Dave Finnigan vividly remembers the instant, during a camping trip nine years ago, when he realized that he could keep three objects aloft with syncopated throws.

"For me, it was a spiritual experience," said Finnigan, who had been working on a doctorate in population studies after several years of administering family planning programs. "I hadn't had a light bulb go on over my head for a decade. All of a sudden I realized I could apply some of the skills I had acquired in my life up to that point to something completely different."

Finnigan, now 43, emerged from the woods a changed man and devoted himself with evangelical fervor to spreading the good news about juggling. Apparently the ranks of the unenlightened are dwindling fast.
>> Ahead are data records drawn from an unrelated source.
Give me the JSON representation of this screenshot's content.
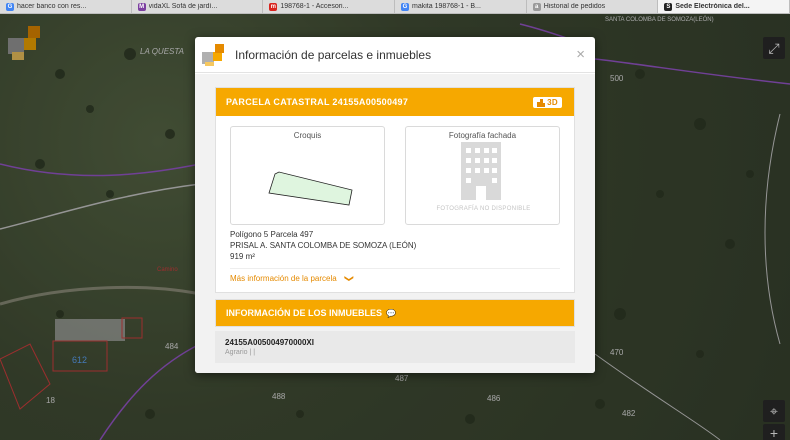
{
  "browser": {
    "tabs": [
      {
        "label": "hacer banco con res...",
        "fav": "G",
        "fav_color": "#4285f4"
      },
      {
        "label": "vidaXL Sofá de jardí...",
        "fav": "M",
        "fav_color": "#7c3fa0"
      },
      {
        "label": "198768-1 - Accesori...",
        "fav": "m",
        "fav_color": "#d9231d"
      },
      {
        "label": "makita 198768-1 - B...",
        "fav": "G",
        "fav_color": "#4285f4"
      },
      {
        "label": "Historial de pedidos",
        "fav": "a",
        "fav_color": "#9a9a9a"
      },
      {
        "label": "Sede Electrónica del...",
        "fav": "S",
        "fav_color": "#222222",
        "active": true
      }
    ]
  },
  "map": {
    "labels": [
      "LA QUESTA",
      "SANTA COLOMBA DE SOMOZA(LEÓN)",
      "500",
      "484",
      "488",
      "487",
      "486",
      "482",
      "470",
      "18",
      "612",
      "Camino"
    ],
    "colors": {
      "accent": "#f6a800",
      "parcel_line": "#9b59d0"
    }
  },
  "modal": {
    "title": "Información de parcelas e inmuebles",
    "close_label": "×",
    "parcela": {
      "header": "PARCELA CATASTRAL 24155A00500497",
      "badge": "3D",
      "croquis_label": "Croquis",
      "foto_label": "Fotografía fachada",
      "foto_placeholder": "FOTOGRAFÍA NO DISPONIBLE",
      "poligono": "Polígono 5 Parcela 497",
      "paraje": "PRISAL A. SANTA COLOMBA DE SOMOZA (LEÓN)",
      "superficie": "919 m²",
      "more_link": "Más información de la parcela"
    },
    "inmuebles": {
      "header": "INFORMACIÓN DE LOS INMUEBLES",
      "items": [
        {
          "ref": "24155A005004970000XI",
          "uso": "Agrario | |"
        }
      ]
    }
  }
}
At 2 a.m. one day last week, the gym at Emory University hummed like a factory, crowded with hundreds of people and even more flying objects.

In one corner, balls appeared above the crowd, steadily rising and falling like a fountain. Nearby, a boy sent up a column of white rings that spilled over and seemed to form a tall, thick loop as he caught them and threw them, caught them and threw them. Indian clubs made a soft slap, slap as they passed end-over-end between partners.

The scene, hypnotic and numbing, has gone on for seven days and six nights.

Welcome to the 38th convention of the 22,000-member International Jugglers Association, the world's largest support group for addicts of throwing things in the air. The event brought Finnigan and more than 500 juggling fanatics to Atlanta for a mad marathon of motion that lends new meaning to the oft-heard rallying cry:

"Juggle Till You Drop!"

The convention, which ends today, has featured a spacious gym open 24 hours a day, contests and workshops on everything from torch-tossing to zero-gravity juggling taught by astronaut Don Williams, who elevated the art during a space shuttle flight in April.

As a juggler of modest skills, acquired during long waits for tennis courts, this reporter set out to discover what impels jugglers to spend countless hours picking up new techniques -- and missed catches. An informal convention survey turned up a radiation safety inspector, a retired seaman and a counsel for a U.S. congressional committee. The lawyer requested anonymity.

While many conventioneers are professional performers, a few have only just begun to juggle, such as 49-year-old Diane Maxwell, a student adviser at a community college in Orlando, Fla. "I've lost four fingernails, I have a bruised cheek and broken blood vessels in my hand. But it's fun."

But hard-core jugglers tend to describe their addiction in metaphysical terms like Finnigan's.

"I've taught more than 300,000 people to juggle -- in person that is," he said, adding that he has reached even more through his book, "The Joy of Juggling." He tells his audiences that juggling not only builds confidence, coordination and strength but aids in meditation.

"Time stands still when you are passing clubs. There's no future, there's no past. There's only now."

His educational efforts dovetail nicely with the juggling supply business he developed with his family and a few friends; Jugglebug Inc. is approaching annual sales of half a million dollars.

For Robert Nelson, 35, juggling symbolizes freedom. So do the two big butterflies tattooed atop his bald head about the time he decided to turn his back on his successful career as a chemist. While studying pharmacology at Vanderbilt University in Nashville, Nelson landed a juggling job and came to a realization: "It was me. I was a juggler. I found my heart as a clown."

Hamilton Floyd of San Antonio swears that juggling sharpens his vision -- so much so that he doesn't wear glasses at age 81. His specialty requires a cowboy hat with an attachment that looks like half of a beanie propeller. He sways back and forth on a board balanced on a smooth log, spins a lariat, then attaches the rope to the half propeller and keeps it spinning around his body by moving his head in circles.

Signaling a bystander to toss him three balls to juggle, he breaks into a song about the Rio Grande. "That exercise is good for circulating blood to the brain," he said. "I do it two or three times a day."

A handful of jugglers, like Susan Kirby, 23, of Baltimore, are "into numbers," juggling more and more objects. Juggling five is considered the "black belt" of the art.

"People make fun of numbers jugglers, especially the Europeans," Kirby said. "They say it's such an American mentality, always trying to do more than somebody else.

"But there's a kind of bonding that goes on with people who are into numbers. No one else knows what that feeling is like, to have seven balls up over your head and keep them going. You hit cruising speed. Time kind of slows down. The same thing happens, I suppose, with runners after 10 miles or so."

Although Kirby does some street performing with a partner in Baltimore, she prefers to seek out a quiet corner or face a wall and create spectacular showers of balls. "I don't really care if people watch. I'm a purist. I'm just doing it mostly for myself."

After a couple of days here, it seems perfectly normal when someone pedals past on a unicycle, juggling rubber chickens, or lectures on the fine art of not setting your hair afire with torches. It still isn't clear why jugglers juggle, but the question doesn't matter anymore.